Exercise | Look through the listing and locate every line containing the word "today"; copy those lines.

Supplied data |
★ ★ ★

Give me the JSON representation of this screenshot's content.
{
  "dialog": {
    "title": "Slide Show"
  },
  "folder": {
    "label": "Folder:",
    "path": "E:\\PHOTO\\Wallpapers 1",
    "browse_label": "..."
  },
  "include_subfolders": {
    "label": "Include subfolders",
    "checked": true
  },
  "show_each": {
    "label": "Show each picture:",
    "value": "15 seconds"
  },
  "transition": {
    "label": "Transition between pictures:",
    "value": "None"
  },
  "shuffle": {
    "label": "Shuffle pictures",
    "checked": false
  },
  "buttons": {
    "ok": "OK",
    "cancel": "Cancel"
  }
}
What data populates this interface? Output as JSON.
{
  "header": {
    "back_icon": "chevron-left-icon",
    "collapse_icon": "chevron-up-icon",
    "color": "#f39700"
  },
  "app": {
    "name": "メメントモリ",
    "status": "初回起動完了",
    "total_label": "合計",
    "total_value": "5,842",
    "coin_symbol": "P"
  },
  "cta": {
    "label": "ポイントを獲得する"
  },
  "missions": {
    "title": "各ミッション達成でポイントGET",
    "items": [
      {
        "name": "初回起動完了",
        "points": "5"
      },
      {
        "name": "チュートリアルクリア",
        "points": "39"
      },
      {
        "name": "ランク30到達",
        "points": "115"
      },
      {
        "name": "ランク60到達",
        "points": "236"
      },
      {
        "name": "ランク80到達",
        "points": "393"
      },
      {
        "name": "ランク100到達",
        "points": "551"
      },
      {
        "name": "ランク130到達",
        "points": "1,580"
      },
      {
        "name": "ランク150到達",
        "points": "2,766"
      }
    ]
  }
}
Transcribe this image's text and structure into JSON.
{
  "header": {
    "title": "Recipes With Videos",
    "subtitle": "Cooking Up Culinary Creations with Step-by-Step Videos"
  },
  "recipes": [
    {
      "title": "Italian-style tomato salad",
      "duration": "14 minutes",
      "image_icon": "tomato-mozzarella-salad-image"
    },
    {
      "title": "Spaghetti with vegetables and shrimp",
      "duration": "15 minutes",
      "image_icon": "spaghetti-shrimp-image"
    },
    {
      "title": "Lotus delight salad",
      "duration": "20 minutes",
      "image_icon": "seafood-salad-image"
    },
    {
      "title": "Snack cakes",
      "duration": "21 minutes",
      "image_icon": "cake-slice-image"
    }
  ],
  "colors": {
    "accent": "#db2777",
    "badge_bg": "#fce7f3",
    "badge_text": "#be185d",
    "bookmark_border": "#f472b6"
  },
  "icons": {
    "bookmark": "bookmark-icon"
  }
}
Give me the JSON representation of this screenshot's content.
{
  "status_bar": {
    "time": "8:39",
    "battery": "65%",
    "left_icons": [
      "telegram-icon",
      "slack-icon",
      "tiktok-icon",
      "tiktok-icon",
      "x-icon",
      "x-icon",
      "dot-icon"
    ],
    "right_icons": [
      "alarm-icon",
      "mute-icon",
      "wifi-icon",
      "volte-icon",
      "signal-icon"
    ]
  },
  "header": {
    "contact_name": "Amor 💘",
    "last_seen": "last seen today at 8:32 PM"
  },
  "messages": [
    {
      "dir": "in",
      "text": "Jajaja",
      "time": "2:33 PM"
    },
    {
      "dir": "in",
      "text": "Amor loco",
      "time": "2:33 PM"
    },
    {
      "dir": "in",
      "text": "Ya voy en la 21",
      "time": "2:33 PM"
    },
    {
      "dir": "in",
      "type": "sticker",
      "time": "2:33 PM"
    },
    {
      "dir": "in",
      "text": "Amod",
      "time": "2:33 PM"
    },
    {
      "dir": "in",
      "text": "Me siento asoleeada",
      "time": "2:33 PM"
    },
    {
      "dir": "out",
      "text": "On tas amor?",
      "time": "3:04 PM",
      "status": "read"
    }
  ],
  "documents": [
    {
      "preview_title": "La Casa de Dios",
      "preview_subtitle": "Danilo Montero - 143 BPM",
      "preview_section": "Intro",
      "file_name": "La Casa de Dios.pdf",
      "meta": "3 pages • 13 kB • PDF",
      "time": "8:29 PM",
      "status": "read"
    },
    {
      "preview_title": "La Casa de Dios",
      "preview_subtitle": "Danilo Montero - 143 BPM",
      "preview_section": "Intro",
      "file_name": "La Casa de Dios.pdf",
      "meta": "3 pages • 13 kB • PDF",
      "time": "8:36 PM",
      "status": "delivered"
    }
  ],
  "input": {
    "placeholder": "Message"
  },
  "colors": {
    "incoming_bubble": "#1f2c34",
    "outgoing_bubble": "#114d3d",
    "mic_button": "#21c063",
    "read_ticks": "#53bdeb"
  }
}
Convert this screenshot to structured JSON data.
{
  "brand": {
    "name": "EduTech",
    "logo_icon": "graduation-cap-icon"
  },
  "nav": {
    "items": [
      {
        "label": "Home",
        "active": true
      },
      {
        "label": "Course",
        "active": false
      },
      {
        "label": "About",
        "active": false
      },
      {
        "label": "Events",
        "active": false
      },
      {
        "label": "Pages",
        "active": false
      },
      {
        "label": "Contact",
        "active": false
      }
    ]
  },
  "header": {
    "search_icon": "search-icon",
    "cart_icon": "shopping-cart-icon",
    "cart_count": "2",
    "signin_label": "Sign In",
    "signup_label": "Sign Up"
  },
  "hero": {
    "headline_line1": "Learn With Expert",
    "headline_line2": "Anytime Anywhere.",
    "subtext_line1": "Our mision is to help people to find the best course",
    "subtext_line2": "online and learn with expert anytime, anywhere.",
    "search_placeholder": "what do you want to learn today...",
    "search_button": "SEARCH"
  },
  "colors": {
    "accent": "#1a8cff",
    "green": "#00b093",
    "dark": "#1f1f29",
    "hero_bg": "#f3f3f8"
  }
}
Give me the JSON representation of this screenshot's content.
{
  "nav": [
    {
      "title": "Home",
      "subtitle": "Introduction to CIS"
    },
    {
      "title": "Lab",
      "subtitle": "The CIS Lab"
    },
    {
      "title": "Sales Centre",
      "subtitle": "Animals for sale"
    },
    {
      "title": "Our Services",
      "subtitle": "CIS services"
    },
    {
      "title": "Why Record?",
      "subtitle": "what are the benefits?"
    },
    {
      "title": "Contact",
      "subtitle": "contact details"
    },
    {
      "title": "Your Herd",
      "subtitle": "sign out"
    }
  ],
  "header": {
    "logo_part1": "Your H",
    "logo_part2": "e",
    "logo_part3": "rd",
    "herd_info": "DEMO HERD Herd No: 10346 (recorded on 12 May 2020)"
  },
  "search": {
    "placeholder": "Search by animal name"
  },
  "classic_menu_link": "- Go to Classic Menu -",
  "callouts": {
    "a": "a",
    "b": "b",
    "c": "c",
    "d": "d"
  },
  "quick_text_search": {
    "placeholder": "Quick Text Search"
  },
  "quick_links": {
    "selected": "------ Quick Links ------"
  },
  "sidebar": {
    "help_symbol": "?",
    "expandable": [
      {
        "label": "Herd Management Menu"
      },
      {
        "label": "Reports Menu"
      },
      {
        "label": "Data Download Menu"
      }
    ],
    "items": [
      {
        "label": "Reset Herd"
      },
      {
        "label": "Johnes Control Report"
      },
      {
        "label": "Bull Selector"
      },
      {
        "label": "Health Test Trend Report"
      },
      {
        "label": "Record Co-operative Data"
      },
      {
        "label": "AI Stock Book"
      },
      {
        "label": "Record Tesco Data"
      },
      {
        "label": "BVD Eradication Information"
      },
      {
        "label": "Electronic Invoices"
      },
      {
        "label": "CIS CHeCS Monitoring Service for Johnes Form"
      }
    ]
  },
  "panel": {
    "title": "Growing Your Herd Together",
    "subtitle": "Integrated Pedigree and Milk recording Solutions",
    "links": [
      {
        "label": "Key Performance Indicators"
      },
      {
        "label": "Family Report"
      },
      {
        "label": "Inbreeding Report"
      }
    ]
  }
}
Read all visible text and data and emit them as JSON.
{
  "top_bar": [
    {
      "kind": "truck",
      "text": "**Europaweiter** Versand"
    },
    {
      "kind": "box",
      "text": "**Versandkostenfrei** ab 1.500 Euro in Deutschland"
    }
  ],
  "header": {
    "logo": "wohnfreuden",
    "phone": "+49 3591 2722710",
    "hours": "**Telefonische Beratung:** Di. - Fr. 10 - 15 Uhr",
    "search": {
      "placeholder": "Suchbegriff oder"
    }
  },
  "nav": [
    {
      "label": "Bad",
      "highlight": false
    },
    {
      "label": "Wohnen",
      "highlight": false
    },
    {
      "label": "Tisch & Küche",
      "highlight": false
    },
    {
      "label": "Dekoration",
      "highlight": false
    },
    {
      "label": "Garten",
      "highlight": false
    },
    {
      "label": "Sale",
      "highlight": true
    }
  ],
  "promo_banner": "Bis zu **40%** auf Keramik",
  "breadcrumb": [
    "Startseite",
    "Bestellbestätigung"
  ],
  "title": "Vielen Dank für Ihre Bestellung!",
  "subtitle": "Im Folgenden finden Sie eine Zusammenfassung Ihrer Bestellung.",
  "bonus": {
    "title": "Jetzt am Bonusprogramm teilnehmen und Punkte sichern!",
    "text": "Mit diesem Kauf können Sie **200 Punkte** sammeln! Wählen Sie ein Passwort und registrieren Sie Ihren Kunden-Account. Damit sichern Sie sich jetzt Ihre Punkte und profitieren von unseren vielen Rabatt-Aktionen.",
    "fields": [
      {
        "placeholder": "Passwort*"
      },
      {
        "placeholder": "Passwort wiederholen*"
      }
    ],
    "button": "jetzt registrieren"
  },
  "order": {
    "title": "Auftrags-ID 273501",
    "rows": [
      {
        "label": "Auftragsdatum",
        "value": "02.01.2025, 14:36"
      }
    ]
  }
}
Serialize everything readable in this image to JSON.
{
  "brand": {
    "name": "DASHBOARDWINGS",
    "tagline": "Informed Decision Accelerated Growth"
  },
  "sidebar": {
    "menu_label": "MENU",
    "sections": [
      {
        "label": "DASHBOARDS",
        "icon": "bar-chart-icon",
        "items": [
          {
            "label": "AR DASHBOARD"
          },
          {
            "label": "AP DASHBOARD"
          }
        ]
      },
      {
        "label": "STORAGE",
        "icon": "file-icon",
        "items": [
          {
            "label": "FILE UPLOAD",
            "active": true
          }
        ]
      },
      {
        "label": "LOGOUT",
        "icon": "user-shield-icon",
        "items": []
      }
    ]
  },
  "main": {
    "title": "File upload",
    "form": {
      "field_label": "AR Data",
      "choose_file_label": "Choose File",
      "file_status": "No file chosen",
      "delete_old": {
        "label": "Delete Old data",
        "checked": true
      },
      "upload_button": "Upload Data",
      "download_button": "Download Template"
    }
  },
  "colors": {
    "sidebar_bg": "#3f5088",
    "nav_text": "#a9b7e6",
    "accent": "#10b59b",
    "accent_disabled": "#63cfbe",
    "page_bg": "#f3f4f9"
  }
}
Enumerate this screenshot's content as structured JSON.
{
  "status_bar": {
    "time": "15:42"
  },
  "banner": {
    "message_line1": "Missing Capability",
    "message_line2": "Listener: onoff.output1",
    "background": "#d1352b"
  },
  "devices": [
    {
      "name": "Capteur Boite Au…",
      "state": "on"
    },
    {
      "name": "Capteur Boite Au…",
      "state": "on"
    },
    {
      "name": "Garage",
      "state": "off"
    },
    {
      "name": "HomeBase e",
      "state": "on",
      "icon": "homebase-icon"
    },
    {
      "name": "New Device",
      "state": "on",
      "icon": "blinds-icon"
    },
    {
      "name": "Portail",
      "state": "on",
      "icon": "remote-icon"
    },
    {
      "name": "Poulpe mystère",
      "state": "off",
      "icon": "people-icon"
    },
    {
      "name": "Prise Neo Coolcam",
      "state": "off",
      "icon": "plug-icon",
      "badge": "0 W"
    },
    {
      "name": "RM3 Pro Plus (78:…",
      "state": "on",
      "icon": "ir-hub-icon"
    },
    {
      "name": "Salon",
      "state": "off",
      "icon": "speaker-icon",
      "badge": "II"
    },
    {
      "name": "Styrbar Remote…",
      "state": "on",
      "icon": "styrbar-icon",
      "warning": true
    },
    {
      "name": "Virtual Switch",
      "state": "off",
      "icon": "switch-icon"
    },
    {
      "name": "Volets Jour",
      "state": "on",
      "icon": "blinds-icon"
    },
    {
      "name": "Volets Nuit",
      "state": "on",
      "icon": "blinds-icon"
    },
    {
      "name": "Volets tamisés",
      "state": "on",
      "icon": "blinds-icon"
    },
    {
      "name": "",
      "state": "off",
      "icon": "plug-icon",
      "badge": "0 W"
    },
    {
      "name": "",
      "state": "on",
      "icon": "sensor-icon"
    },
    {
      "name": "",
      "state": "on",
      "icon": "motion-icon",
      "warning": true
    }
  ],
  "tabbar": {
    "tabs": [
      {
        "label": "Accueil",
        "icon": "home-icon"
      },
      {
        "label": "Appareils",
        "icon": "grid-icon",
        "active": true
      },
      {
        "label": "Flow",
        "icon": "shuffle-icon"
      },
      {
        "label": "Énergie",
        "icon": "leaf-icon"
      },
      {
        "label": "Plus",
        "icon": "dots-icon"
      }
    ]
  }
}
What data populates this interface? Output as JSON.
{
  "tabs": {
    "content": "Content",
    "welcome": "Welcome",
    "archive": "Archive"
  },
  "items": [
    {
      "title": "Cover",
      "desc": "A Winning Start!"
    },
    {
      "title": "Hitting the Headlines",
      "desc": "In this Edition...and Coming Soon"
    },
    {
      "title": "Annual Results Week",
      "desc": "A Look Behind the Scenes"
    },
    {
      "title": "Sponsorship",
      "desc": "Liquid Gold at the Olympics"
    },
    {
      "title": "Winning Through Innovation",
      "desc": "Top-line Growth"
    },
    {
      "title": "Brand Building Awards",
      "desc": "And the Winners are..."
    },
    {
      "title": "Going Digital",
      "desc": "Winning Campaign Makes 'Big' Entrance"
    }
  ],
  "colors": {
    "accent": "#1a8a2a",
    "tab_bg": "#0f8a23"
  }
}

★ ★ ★

Your solution |
    "last_seen": "last seen today at 8:32 PM"
    "search_placeholder": "what do you want to learn today...",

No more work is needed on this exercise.